The Older Man
In Third-Rate Romance, I have my three metafictional heroes discussing their sexual experience as they drink themselves silly in a New Orleans bar. One of them, Lincoln, the sheriff in the Historical-Western-Inspirational, confesses to Liam and Lionel that until his marriage, he was a virgin too.
Lionel had never been so shocked in his life. He was fairly sure he’d lost his innocence with a tavern girl much like the barmaid here, barring all the body adornment, when he was a mere stripling, and a jolly time he’d had of it too once he deloused. “Good Lord, man! How old are you?
“Same as you. Thirty’s the age, ain’t it? We’re all thirty, every one of us heroes. It must be the law or somethin’.”

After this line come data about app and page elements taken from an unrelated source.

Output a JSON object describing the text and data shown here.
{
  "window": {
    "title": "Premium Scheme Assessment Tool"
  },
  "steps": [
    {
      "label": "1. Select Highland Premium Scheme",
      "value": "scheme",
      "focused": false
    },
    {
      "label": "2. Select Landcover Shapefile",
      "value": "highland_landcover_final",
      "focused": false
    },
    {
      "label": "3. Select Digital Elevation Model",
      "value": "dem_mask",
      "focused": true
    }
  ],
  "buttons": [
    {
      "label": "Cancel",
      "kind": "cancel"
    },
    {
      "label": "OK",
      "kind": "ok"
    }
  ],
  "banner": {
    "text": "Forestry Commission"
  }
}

I read somewhere that the average age for a woman to marry today is 25; for a man, it’s 26. In romance novels, I believe most of us would find 26 to be a bit young for the hero. I mean, Justin Timberlake is 26. Who wants to marry him? (Besides a zillion young girls.) Other than being a sexy singer with a d*ck in a box, how is our fictional billionaire-CEO-Duke going to make all the money necessary to ensure the heroine fulfills our Cinderella fantasy? Maturity means success, or at least coming into your inheritance.
My husband could be my older brother. He was born in January, I in October of the same year. Technically he’s the older man, but we don’t have that Romanceland Age Range. We have a common history, though, and get each other’s cultural references. If I had married a much older man, I’d probably be rinsing his teeth off and counting the days until I planted him.
When does the age gap get icky for you? I loved Heyer’s These Old Shades, but Avon is way older that Leonie. I wrote a historical novella where the heroine is eighteen and the hero thirty-eight, and I suspect I’ve gone into icky territory. How much older is too much older? How old are your favorite fictional couples? What are the ages of your own protagonists? TRR’s writer-heroine is in her late forties, her guy in his fifties. They do say to write what you know, and I can still remember my forties. *g* Have you read any older woman/younger man stuff, and does that work for you? I smiled through Crusie’s Anyone But You.
The painting above is Edmund Blair Leighton’s Till Death Us Do Part. Originally titled L.S.D., a British abbreviation for money and not drugs, it depicts an unhappy young bride on the arm of her elderly, presumably rich groom exiting the church.
Lindsey! You’ve won the copy of Forbidden Shores. E-me at firstname.lastname@example.org with your snailmail address.